Autonomous solar boat will recreate Mayflower's historic voyage on its 400th anniversary
The Mayflower Autonomous Ship project aims to build and sail "the world’s first full-sized, fully autonomous unmanned ship" across the Atlantic in 2020.
A unique project that entails a partnership between Plymouth University, autonomous marine vessel company MSubs, and Shuttleworth Design, an award-winning yacht design firm, will seek to recreate the historic Mayflower voyages from Plymouth to North America, but this time in a decidedly high-tech manner. The 32.5-meter long Mayflower Autonomous Ship, or MAS, will be fully fueled by renewable energy sources (primarily solar and fuel cells) as well as traditional sail-power, and will carry "a variety of drones" with it, which will enable it to carry out experiments during the voyage.

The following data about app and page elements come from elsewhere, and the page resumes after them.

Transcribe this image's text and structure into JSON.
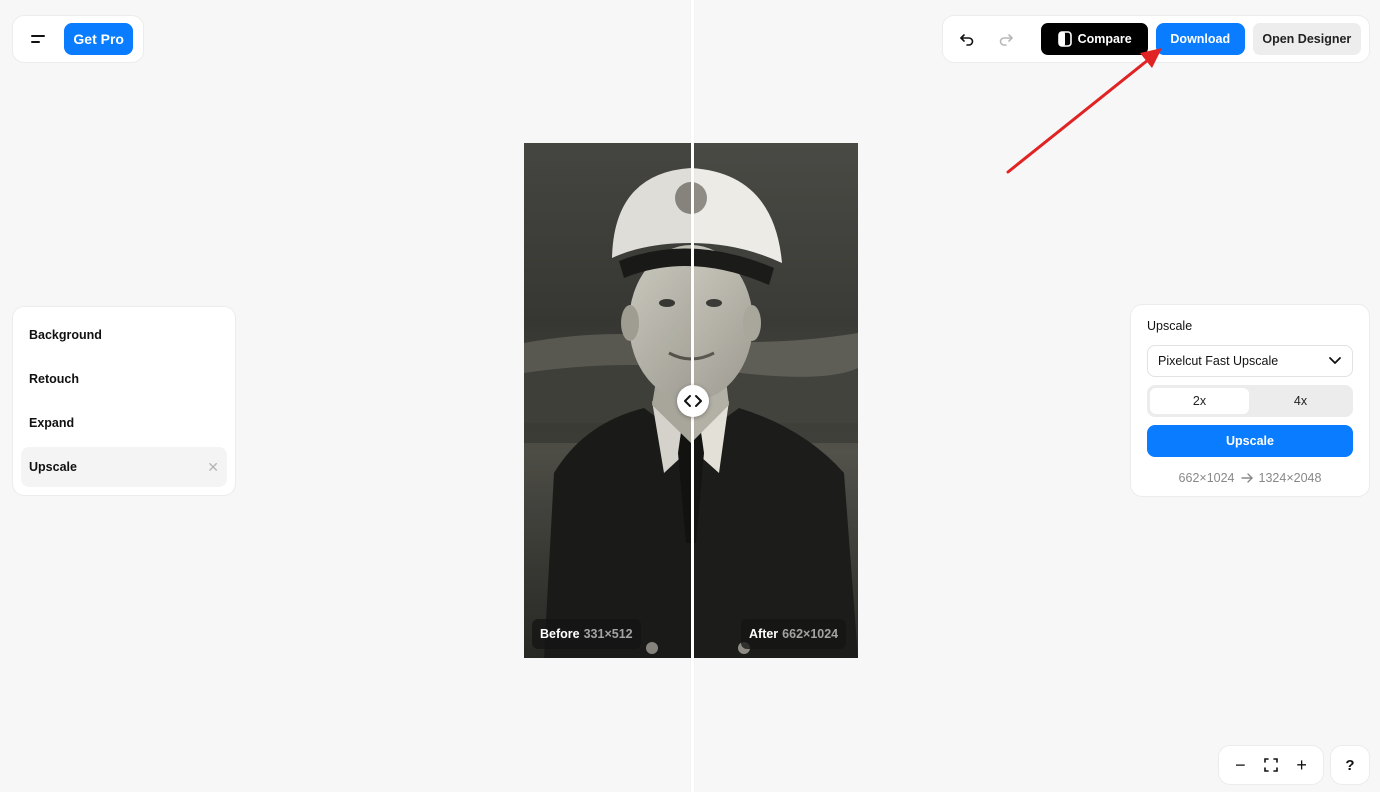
{
  "header_left": {
    "get_pro_label": "Get Pro"
  },
  "toolbar": {
    "undo_icon": "undo-icon",
    "redo_icon": "redo-icon",
    "compare_label": "Compare",
    "download_label": "Download",
    "open_designer_label": "Open Designer"
  },
  "canvas": {
    "before_label": "Before",
    "before_size": "331×512",
    "after_label": "After",
    "after_size": "662×1024"
  },
  "tools": {
    "items": [
      {
        "label": "Background"
      },
      {
        "label": "Retouch"
      },
      {
        "label": "Expand"
      },
      {
        "label": "Upscale"
      }
    ]
  },
  "upscale_panel": {
    "title": "Upscale",
    "model_selected": "Pixelcut Fast Upscale",
    "scale_options": [
      "2x",
      "4x"
    ],
    "scale_selected": "2x",
    "upscale_button": "Upscale",
    "from_size": "662×1024",
    "to_size": "1324×2048"
  },
  "zoom": {
    "zoom_out": "−",
    "zoom_in": "+"
  },
  "help_label": "?",
  "colors": {
    "accent": "#0a7cff",
    "annotation_arrow": "#e02424"
  }
}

Shuttleworth Design is designing and building scale models of the boat, which will then be tested in Plymouth University's Marine Building, after which it will be built by MSubs and tested over the course of about a year before it is launched for its historic voyage in 2020.
"A trimaran was chosen because it provides the most efficient hull form for low speed motoring. The hull configuration developed from a requirement to reduce windage, while keeping the solar array sufficiently high above the water to reduce wave impact. Without the need for accommodation, the centre hull has been kept low to the water and the wings and deck are separated and raised above on struts. This allows waves to break through the vessel and significantly reduces roll induced by wave impact. The outer hulls are designed to skim the water reducing resistance by 8%.
"The two masted soft sail rig will enable a top speed of around 20 knots. Each sail is simply controlled by a single sheet, and can furl into the boom and allow multiple reefing configurations for varying wind speeds. Stowing the sails while motoring reduces windage and eliminates shadows cast over the solar cells on the deck, while allowing the masts to stay standing to carry navigation lights." - Shuttleworth Design
© Shuttleworth Design
The boat is considered a research vessel, collecting oceanographic, meteorological, and climate data,as well as serving as a test-bed for other technologies, such as navigation and autonomous sailing systems. The project is part of Plymouth University’s ‘Shape the Future’ fundraising Campaign, and is expected to cost an estimated £12 million, with initial funding from the university, MSubs, and the ProMare Foundation.
"MAS has the potential to be a genuine world-first, and will operate as a research platform, conducting numerous scientific experiments during the course of its voyage. And it will be a test bed for new navigation software and alternative forms of power, incorporating huge advancements in solar, wave and sail technology. As the eyes of the world follow its progress, it will provide a live educational resource to students – a chance to watch, and maybe participate in history in the making." - Professor Kevin Jones, Executive Dean of the Faculty of Science and Engineering at the University
The voyage across the Atlantic could take "as little as 7-10 days with optimal wind conditions," and once the initial crossing has been completed, the MAS could then be sent to circumnavigate the globe to continue its research and testing.
An interesting observation from MSubs Managing Director Brett Phaneuf is that of the disparity between the work being done with air- and land-based autonomous vehicles, and that being done in the marine sector.
"The civilian maritime world has, as yet, been unable to harness the autonomous drone technology that has been used so effectively in situations considered unsuitable for humans. It begs the question, if we can put a rover on Mars and have it autonomously conduct research, why can’t we sail an unmanned vessel across the Atlantic Ocean and, ultimately, around the globe? That’s something we are hoping to answer with MAS." - Phaneuf